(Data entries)
◇ ◇ ◇
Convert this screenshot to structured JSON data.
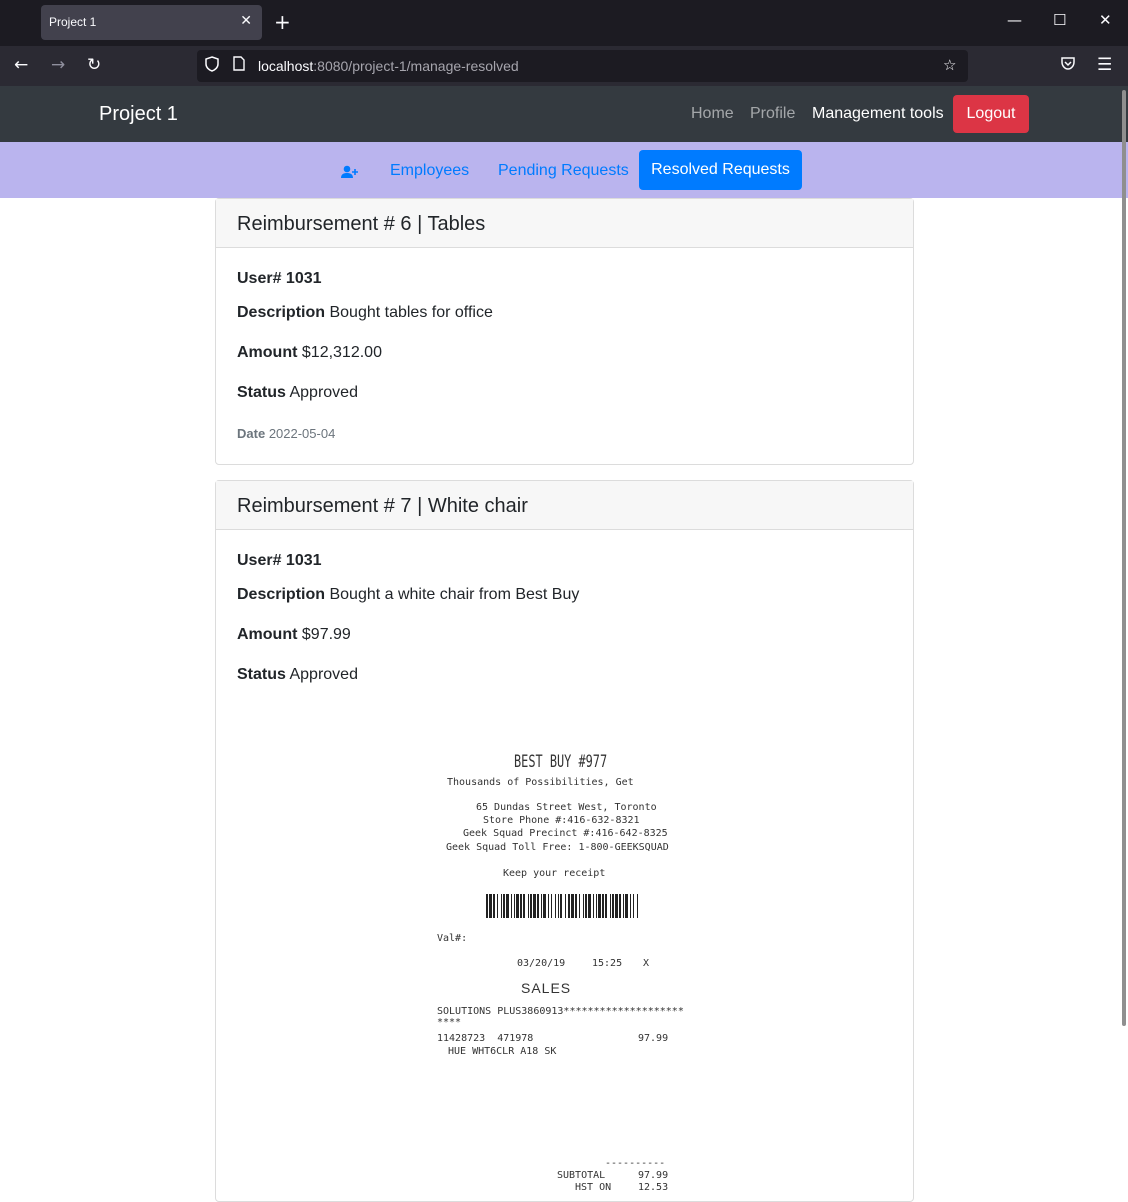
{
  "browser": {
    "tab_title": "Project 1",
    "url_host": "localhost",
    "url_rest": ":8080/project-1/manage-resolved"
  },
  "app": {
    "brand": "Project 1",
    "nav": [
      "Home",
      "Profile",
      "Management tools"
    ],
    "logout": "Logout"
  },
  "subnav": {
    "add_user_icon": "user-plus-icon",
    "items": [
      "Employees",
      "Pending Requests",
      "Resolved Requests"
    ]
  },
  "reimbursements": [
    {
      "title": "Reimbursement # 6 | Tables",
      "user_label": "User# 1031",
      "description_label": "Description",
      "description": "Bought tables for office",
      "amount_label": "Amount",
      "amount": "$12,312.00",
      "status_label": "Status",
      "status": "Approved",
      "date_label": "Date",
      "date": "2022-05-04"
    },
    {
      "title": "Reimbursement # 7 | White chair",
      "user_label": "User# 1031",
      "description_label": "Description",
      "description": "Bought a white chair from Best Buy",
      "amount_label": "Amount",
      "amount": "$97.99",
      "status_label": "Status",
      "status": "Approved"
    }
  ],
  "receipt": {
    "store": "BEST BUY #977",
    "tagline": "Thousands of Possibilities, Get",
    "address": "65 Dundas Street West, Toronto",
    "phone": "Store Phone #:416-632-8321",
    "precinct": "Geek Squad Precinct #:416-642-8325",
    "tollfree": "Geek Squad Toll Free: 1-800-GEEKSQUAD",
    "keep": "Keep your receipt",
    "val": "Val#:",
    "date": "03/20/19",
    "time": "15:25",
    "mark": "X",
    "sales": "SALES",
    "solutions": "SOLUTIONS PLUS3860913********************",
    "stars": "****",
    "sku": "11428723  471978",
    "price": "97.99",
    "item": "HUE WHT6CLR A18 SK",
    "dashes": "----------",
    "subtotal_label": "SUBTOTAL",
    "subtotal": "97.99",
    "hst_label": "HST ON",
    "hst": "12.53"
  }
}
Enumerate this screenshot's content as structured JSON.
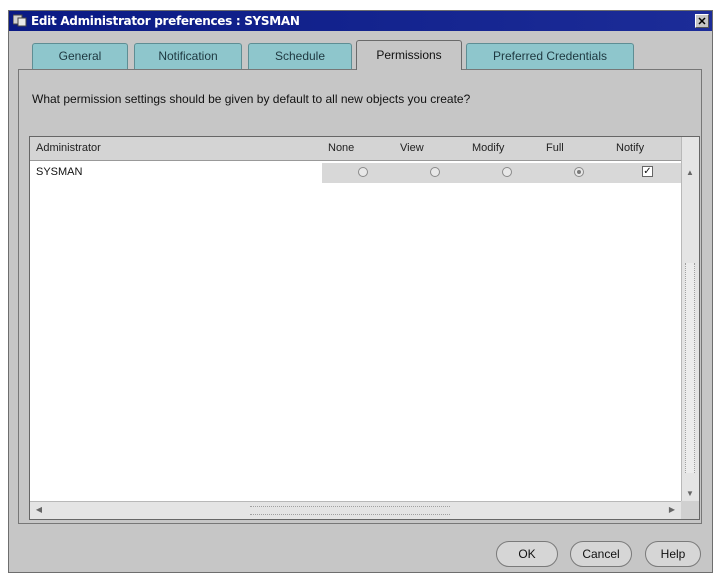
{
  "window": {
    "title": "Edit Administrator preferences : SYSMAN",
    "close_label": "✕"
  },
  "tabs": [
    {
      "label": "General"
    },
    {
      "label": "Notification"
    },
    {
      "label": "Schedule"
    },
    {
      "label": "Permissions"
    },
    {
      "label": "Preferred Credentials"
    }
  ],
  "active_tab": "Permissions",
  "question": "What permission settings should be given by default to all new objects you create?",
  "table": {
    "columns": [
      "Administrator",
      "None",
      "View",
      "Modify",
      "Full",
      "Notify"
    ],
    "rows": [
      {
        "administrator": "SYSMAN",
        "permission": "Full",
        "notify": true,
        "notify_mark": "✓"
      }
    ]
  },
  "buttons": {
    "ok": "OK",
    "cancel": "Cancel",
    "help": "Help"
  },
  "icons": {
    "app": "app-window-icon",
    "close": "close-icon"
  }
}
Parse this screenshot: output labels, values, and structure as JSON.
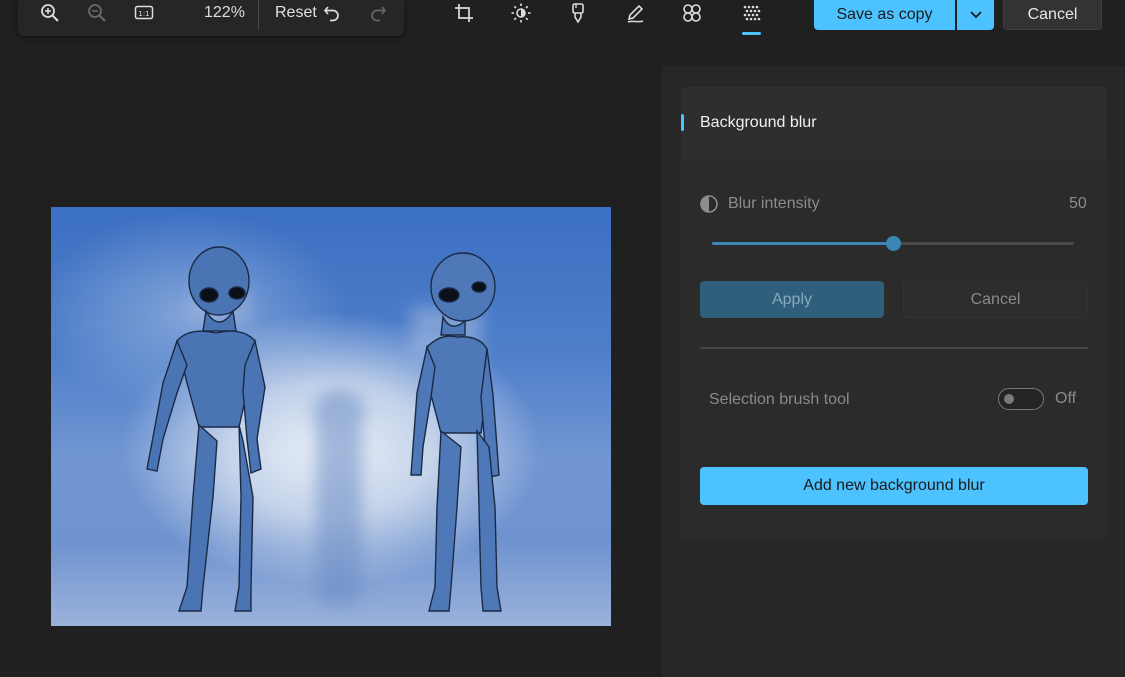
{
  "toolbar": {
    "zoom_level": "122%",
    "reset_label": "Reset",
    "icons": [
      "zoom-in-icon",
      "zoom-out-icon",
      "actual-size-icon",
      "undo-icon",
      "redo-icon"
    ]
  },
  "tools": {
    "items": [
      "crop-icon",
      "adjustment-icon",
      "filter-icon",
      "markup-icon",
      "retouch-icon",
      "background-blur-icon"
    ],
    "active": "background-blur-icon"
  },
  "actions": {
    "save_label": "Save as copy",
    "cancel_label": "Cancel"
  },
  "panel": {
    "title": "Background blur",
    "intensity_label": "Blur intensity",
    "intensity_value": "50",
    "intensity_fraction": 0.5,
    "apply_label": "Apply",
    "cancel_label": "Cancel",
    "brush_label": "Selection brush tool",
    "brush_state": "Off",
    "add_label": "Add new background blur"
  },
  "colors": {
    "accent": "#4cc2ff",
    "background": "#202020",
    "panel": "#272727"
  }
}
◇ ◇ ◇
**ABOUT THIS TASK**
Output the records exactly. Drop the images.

**RESULT OF THE EXERCISE**
Convert this screenshot to structured JSON data.
{
  "browser": {
    "tab_title": "Project 1",
    "url_host": "localhost",
    "url_rest": ":8080/project-1/manage-resolved"
  },
  "app": {
    "brand": "Project 1",
    "nav": [
      "Home",
      "Profile",
      "Management tools"
    ],
    "logout": "Logout"
  },
  "subnav": {
    "add_user_icon": "user-plus-icon",
    "items": [
      "Employees",
      "Pending Requests",
      "Resolved Requests"
    ]
  },
  "reimbursements": [
    {
      "title": "Reimbursement # 6 | Tables",
      "user_label": "User# 1031",
      "description_label": "Description",
      "description": "Bought tables for office",
      "amount_label": "Amount",
      "amount": "$12,312.00",
      "status_label": "Status",
      "status": "Approved",
      "date_label": "Date",
      "date": "2022-05-04"
    },
    {
      "title": "Reimbursement # 7 | White chair",
      "user_label": "User# 1031",
      "description_label": "Description",
      "description": "Bought a white chair from Best Buy",
      "amount_label": "Amount",
      "amount": "$97.99",
      "status_label": "Status",
      "status": "Approved"
    }
  ],
  "receipt": {
    "store": "BEST BUY #977",
    "tagline": "Thousands of Possibilities, Get",
    "address": "65 Dundas Street West, Toronto",
    "phone": "Store Phone #:416-632-8321",
    "precinct": "Geek Squad Precinct #:416-642-8325",
    "tollfree": "Geek Squad Toll Free: 1-800-GEEKSQUAD",
    "keep": "Keep your receipt",
    "val": "Val#:",
    "date": "03/20/19",
    "time": "15:25",
    "mark": "X",
    "sales": "SALES",
    "solutions": "SOLUTIONS PLUS3860913********************",
    "stars": "****",
    "sku": "11428723  471978",
    "price": "97.99",
    "item": "HUE WHT6CLR A18 SK",
    "dashes": "----------",
    "subtotal_label": "SUBTOTAL",
    "subtotal": "97.99",
    "hst_label": "HST ON",
    "hst": "12.53"
  }
}
Enumerate this screenshot's content as structured JSON.
{
  "window": {
    "title": "Edit Administrator preferences : SYSMAN",
    "close_label": "✕"
  },
  "tabs": [
    {
      "label": "General"
    },
    {
      "label": "Notification"
    },
    {
      "label": "Schedule"
    },
    {
      "label": "Permissions"
    },
    {
      "label": "Preferred Credentials"
    }
  ],
  "active_tab": "Permissions",
  "question": "What permission settings should be given by default to all new objects you create?",
  "table": {
    "columns": [
      "Administrator",
      "None",
      "View",
      "Modify",
      "Full",
      "Notify"
    ],
    "rows": [
      {
        "administrator": "SYSMAN",
        "permission": "Full",
        "notify": true,
        "notify_mark": "✓"
      }
    ]
  },
  "buttons": {
    "ok": "OK",
    "cancel": "Cancel",
    "help": "Help"
  },
  "icons": {
    "app": "app-window-icon",
    "close": "close-icon"
  }
}
Parse this screenshot: output labels, values, and structure as JSON.
{
  "toolbar": {
    "zoom_level": "122%",
    "reset_label": "Reset",
    "icons": [
      "zoom-in-icon",
      "zoom-out-icon",
      "actual-size-icon",
      "undo-icon",
      "redo-icon"
    ]
  },
  "tools": {
    "items": [
      "crop-icon",
      "adjustment-icon",
      "filter-icon",
      "markup-icon",
      "retouch-icon",
      "background-blur-icon"
    ],
    "active": "background-blur-icon"
  },
  "actions": {
    "save_label": "Save as copy",
    "cancel_label": "Cancel"
  },
  "panel": {
    "title": "Background blur",
    "intensity_label": "Blur intensity",
    "intensity_value": "50",
    "intensity_fraction": 0.5,
    "apply_label": "Apply",
    "cancel_label": "Cancel",
    "brush_label": "Selection brush tool",
    "brush_state": "Off",
    "add_label": "Add new background blur"
  },
  "colors": {
    "accent": "#4cc2ff",
    "background": "#202020",
    "panel": "#272727"
  }
}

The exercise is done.